> [Exercise goal]
Reprint every entry, character for character.

Data in this exercise below:

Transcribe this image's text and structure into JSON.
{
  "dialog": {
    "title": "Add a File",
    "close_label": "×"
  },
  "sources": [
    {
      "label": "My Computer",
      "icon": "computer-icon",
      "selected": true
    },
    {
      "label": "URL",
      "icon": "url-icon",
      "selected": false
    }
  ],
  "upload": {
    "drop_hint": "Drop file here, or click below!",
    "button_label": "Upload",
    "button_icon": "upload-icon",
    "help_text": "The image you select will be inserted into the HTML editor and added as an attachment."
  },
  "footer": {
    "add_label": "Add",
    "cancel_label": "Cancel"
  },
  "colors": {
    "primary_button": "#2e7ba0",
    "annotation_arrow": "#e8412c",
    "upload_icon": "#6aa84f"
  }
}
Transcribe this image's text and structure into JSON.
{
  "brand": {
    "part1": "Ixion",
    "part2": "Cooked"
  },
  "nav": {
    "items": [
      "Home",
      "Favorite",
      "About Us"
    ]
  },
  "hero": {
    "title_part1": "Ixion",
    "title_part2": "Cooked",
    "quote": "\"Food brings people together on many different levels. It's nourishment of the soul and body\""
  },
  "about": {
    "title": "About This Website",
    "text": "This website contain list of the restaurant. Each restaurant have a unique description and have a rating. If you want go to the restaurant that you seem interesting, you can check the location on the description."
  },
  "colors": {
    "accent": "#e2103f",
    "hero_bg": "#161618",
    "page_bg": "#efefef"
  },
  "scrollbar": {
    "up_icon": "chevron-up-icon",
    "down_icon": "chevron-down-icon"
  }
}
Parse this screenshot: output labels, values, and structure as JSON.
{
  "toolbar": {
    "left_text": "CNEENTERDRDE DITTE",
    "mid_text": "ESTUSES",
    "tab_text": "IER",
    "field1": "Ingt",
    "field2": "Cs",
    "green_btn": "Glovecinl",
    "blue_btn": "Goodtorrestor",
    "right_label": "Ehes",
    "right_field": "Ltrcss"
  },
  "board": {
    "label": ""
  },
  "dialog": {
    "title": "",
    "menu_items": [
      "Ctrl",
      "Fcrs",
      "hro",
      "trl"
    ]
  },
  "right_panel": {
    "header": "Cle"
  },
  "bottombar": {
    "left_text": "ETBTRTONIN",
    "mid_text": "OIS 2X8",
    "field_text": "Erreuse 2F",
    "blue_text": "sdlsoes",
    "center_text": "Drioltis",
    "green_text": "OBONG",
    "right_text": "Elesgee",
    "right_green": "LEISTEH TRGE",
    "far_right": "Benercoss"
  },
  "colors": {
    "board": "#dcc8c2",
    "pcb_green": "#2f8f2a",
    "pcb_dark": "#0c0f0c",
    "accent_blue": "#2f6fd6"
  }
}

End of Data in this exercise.

> [Result of the exercise]
Transcribe this image's text and structure into JSON.
{
  "dialog": {
    "title": "Add a File",
    "close_label": "×"
  },
  "sources": [
    {
      "label": "My Computer",
      "icon": "computer-icon",
      "selected": true
    },
    {
      "label": "URL",
      "icon": "url-icon",
      "selected": false
    }
  ],
  "upload": {
    "drop_hint": "Drop file here, or click below!",
    "button_label": "Upload",
    "button_icon": "upload-icon",
    "help_text": "The image you select will be inserted into the HTML editor and added as an attachment."
  },
  "footer": {
    "add_label": "Add",
    "cancel_label": "Cancel"
  },
  "colors": {
    "primary_button": "#2e7ba0",
    "annotation_arrow": "#e8412c",
    "upload_icon": "#6aa84f"
  }
}
Transcribe this image's text and structure into JSON.
{
  "brand": {
    "part1": "Ixion",
    "part2": "Cooked"
  },
  "nav": {
    "items": [
      "Home",
      "Favorite",
      "About Us"
    ]
  },
  "hero": {
    "title_part1": "Ixion",
    "title_part2": "Cooked",
    "quote": "\"Food brings people together on many different levels. It's nourishment of the soul and body\""
  },
  "about": {
    "title": "About This Website",
    "text": "This website contain list of the restaurant. Each restaurant have a unique description and have a rating. If you want go to the restaurant that you seem interesting, you can check the location on the description."
  },
  "colors": {
    "accent": "#e2103f",
    "hero_bg": "#161618",
    "page_bg": "#efefef"
  },
  "scrollbar": {
    "up_icon": "chevron-up-icon",
    "down_icon": "chevron-down-icon"
  }
}
Parse this screenshot: output labels, values, and structure as JSON.
{
  "toolbar": {
    "left_text": "CNEENTERDRDE DITTE",
    "mid_text": "ESTUSES",
    "tab_text": "IER",
    "field1": "Ingt",
    "field2": "Cs",
    "green_btn": "Glovecinl",
    "blue_btn": "Goodtorrestor",
    "right_label": "Ehes",
    "right_field": "Ltrcss"
  },
  "board": {
    "label": ""
  },
  "dialog": {
    "title": "",
    "menu_items": [
      "Ctrl",
      "Fcrs",
      "hro",
      "trl"
    ]
  },
  "right_panel": {
    "header": "Cle"
  },
  "bottombar": {
    "left_text": "ETBTRTONIN",
    "mid_text": "OIS 2X8",
    "field_text": "Erreuse 2F",
    "blue_text": "sdlsoes",
    "center_text": "Drioltis",
    "green_text": "OBONG",
    "right_text": "Elesgee",
    "right_green": "LEISTEH TRGE",
    "far_right": "Benercoss"
  },
  "colors": {
    "board": "#dcc8c2",
    "pcb_green": "#2f8f2a",
    "pcb_dark": "#0c0f0c",
    "accent_blue": "#2f6fd6"
  }
}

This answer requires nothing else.